* _Instructions to follow_:
Search the records for the string "pagina". Copy each line where it occurs.

* _Input data_:
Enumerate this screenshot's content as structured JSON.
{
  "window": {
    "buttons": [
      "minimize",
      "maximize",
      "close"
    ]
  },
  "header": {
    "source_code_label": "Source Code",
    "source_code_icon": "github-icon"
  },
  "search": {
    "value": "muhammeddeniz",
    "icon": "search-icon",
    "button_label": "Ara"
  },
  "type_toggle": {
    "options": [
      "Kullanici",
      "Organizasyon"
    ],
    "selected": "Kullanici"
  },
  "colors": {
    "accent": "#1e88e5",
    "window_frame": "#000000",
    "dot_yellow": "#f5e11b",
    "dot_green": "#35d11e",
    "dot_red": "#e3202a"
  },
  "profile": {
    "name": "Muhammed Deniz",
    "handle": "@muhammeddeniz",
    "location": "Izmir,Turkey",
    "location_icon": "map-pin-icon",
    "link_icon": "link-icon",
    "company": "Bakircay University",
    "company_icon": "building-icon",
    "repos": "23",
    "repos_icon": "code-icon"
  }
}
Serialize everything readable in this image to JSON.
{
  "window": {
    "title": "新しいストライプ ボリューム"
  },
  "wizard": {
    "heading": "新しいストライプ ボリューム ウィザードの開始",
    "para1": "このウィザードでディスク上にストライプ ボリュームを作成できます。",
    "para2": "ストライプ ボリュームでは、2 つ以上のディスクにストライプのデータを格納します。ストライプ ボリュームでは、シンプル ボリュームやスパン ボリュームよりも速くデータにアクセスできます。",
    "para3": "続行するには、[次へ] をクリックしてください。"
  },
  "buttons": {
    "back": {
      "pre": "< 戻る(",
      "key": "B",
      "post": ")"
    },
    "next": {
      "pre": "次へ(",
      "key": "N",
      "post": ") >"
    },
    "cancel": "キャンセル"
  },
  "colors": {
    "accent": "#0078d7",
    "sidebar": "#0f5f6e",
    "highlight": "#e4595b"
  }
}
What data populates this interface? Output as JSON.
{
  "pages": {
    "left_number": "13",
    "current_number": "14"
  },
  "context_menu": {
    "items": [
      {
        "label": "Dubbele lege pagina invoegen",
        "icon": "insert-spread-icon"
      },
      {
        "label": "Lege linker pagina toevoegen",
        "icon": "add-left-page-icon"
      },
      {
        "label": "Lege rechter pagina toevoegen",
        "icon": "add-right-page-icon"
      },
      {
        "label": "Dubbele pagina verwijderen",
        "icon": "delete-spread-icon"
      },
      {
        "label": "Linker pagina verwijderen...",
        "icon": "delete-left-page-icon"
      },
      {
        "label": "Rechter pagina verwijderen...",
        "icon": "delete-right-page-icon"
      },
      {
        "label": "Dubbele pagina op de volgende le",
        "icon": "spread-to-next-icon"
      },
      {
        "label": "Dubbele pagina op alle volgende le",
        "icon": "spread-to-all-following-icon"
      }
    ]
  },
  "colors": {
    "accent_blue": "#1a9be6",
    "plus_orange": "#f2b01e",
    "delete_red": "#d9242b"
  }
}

* _Answer box_:
        "label": "Dubbele lege pagina invoegen",
        "label": "Lege linker pagina toevoegen",
        "label": "Lege rechter pagina toevoegen",
        "label": "Dubbele pagina verwijderen",
        "label": "Linker pagina verwijderen...",
        "label": "Rechter pagina verwijderen...",
        "label": "Dubbele pagina op de volgende le",
        "label": "Dubbele pagina op alle volgende le",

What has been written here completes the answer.